→ WORK ITEM: Every entry below must be repeated exactly; skip the pictures.

→ MATERIAL SHOWN:
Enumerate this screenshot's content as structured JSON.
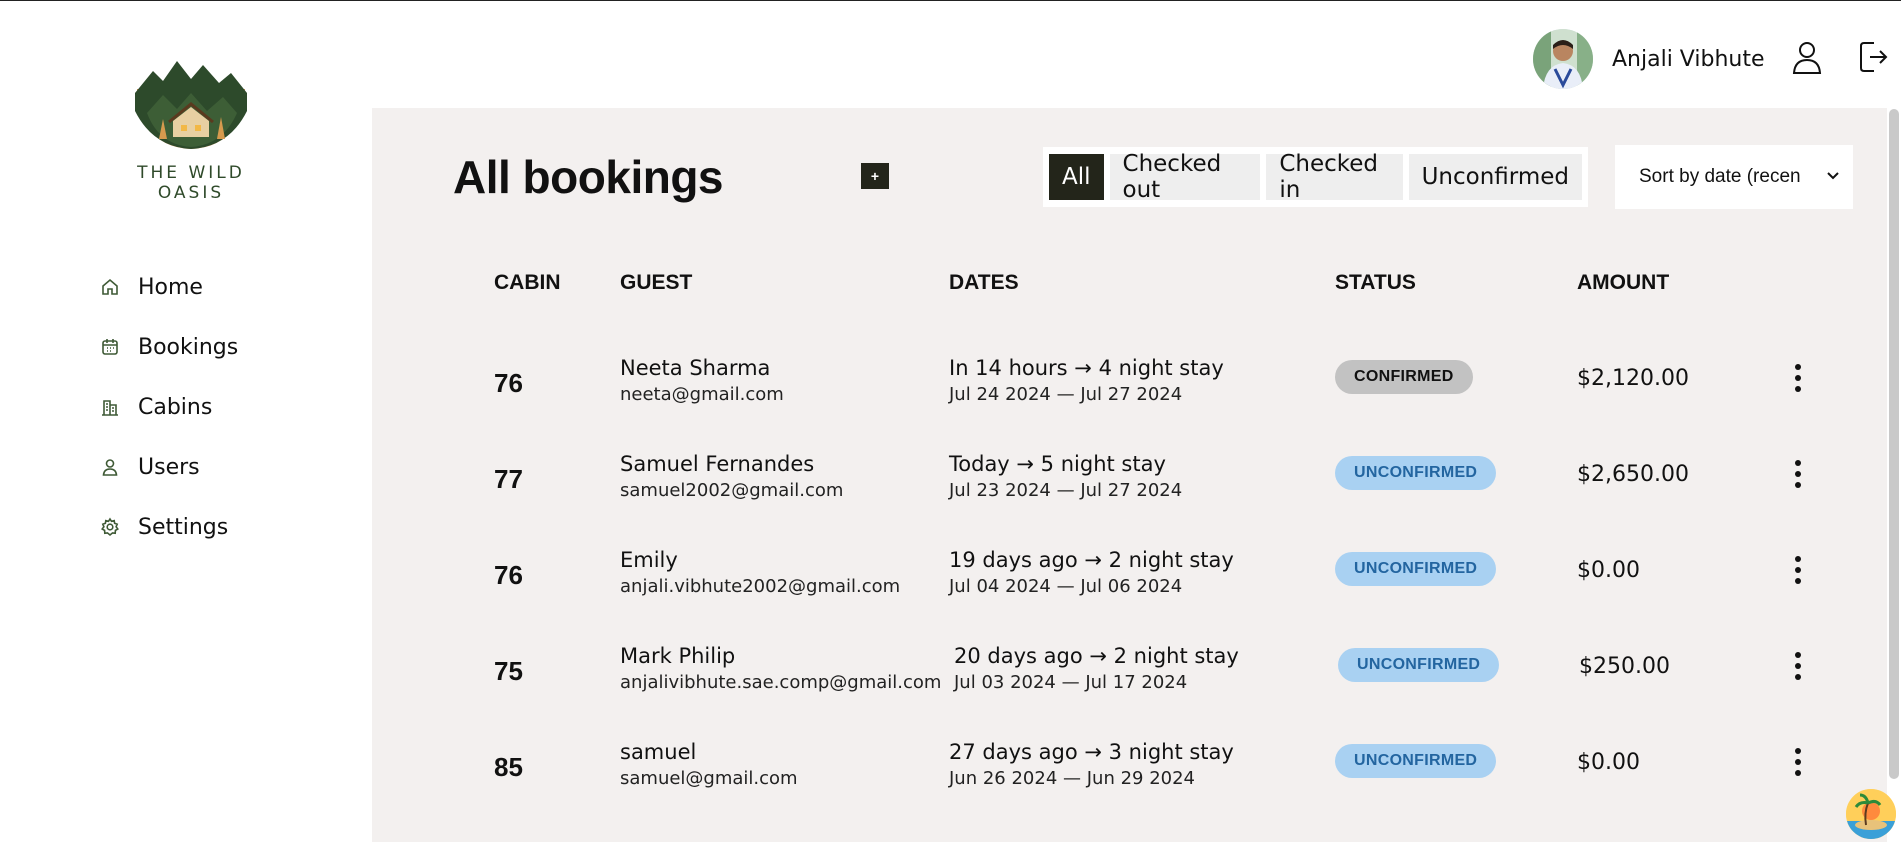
{
  "brand": {
    "name": "THE WILD OASIS"
  },
  "nav": {
    "items": [
      {
        "label": "Home",
        "icon": "home-icon"
      },
      {
        "label": "Bookings",
        "icon": "calendar-icon"
      },
      {
        "label": "Cabins",
        "icon": "building-icon"
      },
      {
        "label": "Users",
        "icon": "user-icon"
      },
      {
        "label": "Settings",
        "icon": "gear-icon"
      }
    ]
  },
  "header": {
    "user_name": "Anjali Vibhute",
    "add_label": "+"
  },
  "main": {
    "title": "All bookings",
    "filters": [
      "All",
      "Checked out",
      "Checked in",
      "Unconfirmed"
    ],
    "active_filter": "All",
    "sort_label": "Sort by date (recen"
  },
  "table": {
    "headers": [
      "CABIN",
      "GUEST",
      "DATES",
      "STATUS",
      "AMOUNT"
    ],
    "rows": [
      {
        "cabin": "76",
        "guest": "Neeta Sharma",
        "email": "neeta@gmail.com",
        "when": "In 14 hours → 4 night stay",
        "range": "Jul 24 2024 — Jul 27 2024",
        "status": "CONFIRMED",
        "amount": "$2,120.00"
      },
      {
        "cabin": "77",
        "guest": "Samuel Fernandes",
        "email": "samuel2002@gmail.com",
        "when": "Today → 5 night stay",
        "range": "Jul 23 2024 — Jul 27 2024",
        "status": "UNCONFIRMED",
        "amount": "$2,650.00"
      },
      {
        "cabin": "76",
        "guest": "Emily",
        "email": "anjali.vibhute2002@gmail.com",
        "when": "19 days ago → 2 night stay",
        "range": "Jul 04 2024 — Jul 06 2024",
        "status": "UNCONFIRMED",
        "amount": "$0.00"
      },
      {
        "cabin": "75",
        "guest": "Mark Philip",
        "email": "anjalivibhute.sae.comp@gmail.com",
        "when": "20 days ago → 2 night stay",
        "range": "Jul 03 2024 — Jul 17 2024",
        "status": "UNCONFIRMED",
        "amount": "$250.00"
      },
      {
        "cabin": "85",
        "guest": "samuel",
        "email": "samuel@gmail.com",
        "when": "27 days ago → 3 night stay",
        "range": "Jun 26 2024 — Jun 29 2024",
        "status": "UNCONFIRMED",
        "amount": "$0.00"
      }
    ]
  },
  "colors": {
    "accent": "#23251a",
    "main_bg": "#f3f0ef",
    "confirmed_bg": "#c2c2c2",
    "unconfirmed_bg": "#a9d1f2",
    "unconfirmed_text": "#2365a0"
  }
}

→ WRITTEN SOLUTION:
Enumerate this screenshot's content as structured JSON.
{
  "brand": {
    "name": "THE WILD OASIS"
  },
  "nav": {
    "items": [
      {
        "label": "Home",
        "icon": "home-icon"
      },
      {
        "label": "Bookings",
        "icon": "calendar-icon"
      },
      {
        "label": "Cabins",
        "icon": "building-icon"
      },
      {
        "label": "Users",
        "icon": "user-icon"
      },
      {
        "label": "Settings",
        "icon": "gear-icon"
      }
    ]
  },
  "header": {
    "user_name": "Anjali Vibhute",
    "add_label": "+"
  },
  "main": {
    "title": "All bookings",
    "filters": [
      "All",
      "Checked out",
      "Checked in",
      "Unconfirmed"
    ],
    "active_filter": "All",
    "sort_label": "Sort by date (recen"
  },
  "table": {
    "headers": [
      "CABIN",
      "GUEST",
      "DATES",
      "STATUS",
      "AMOUNT"
    ],
    "rows": [
      {
        "cabin": "76",
        "guest": "Neeta Sharma",
        "email": "neeta@gmail.com",
        "when": "In 14 hours → 4 night stay",
        "range": "Jul 24 2024 — Jul 27 2024",
        "status": "CONFIRMED",
        "amount": "$2,120.00"
      },
      {
        "cabin": "77",
        "guest": "Samuel Fernandes",
        "email": "samuel2002@gmail.com",
        "when": "Today → 5 night stay",
        "range": "Jul 23 2024 — Jul 27 2024",
        "status": "UNCONFIRMED",
        "amount": "$2,650.00"
      },
      {
        "cabin": "76",
        "guest": "Emily",
        "email": "anjali.vibhute2002@gmail.com",
        "when": "19 days ago → 2 night stay",
        "range": "Jul 04 2024 — Jul 06 2024",
        "status": "UNCONFIRMED",
        "amount": "$0.00"
      },
      {
        "cabin": "75",
        "guest": "Mark Philip",
        "email": "anjalivibhute.sae.comp@gmail.com",
        "when": "20 days ago → 2 night stay",
        "range": "Jul 03 2024 — Jul 17 2024",
        "status": "UNCONFIRMED",
        "amount": "$250.00"
      },
      {
        "cabin": "85",
        "guest": "samuel",
        "email": "samuel@gmail.com",
        "when": "27 days ago → 3 night stay",
        "range": "Jun 26 2024 — Jun 29 2024",
        "status": "UNCONFIRMED",
        "amount": "$0.00"
      }
    ]
  },
  "colors": {
    "accent": "#23251a",
    "main_bg": "#f3f0ef",
    "confirmed_bg": "#c2c2c2",
    "unconfirmed_bg": "#a9d1f2",
    "unconfirmed_text": "#2365a0"
  }
}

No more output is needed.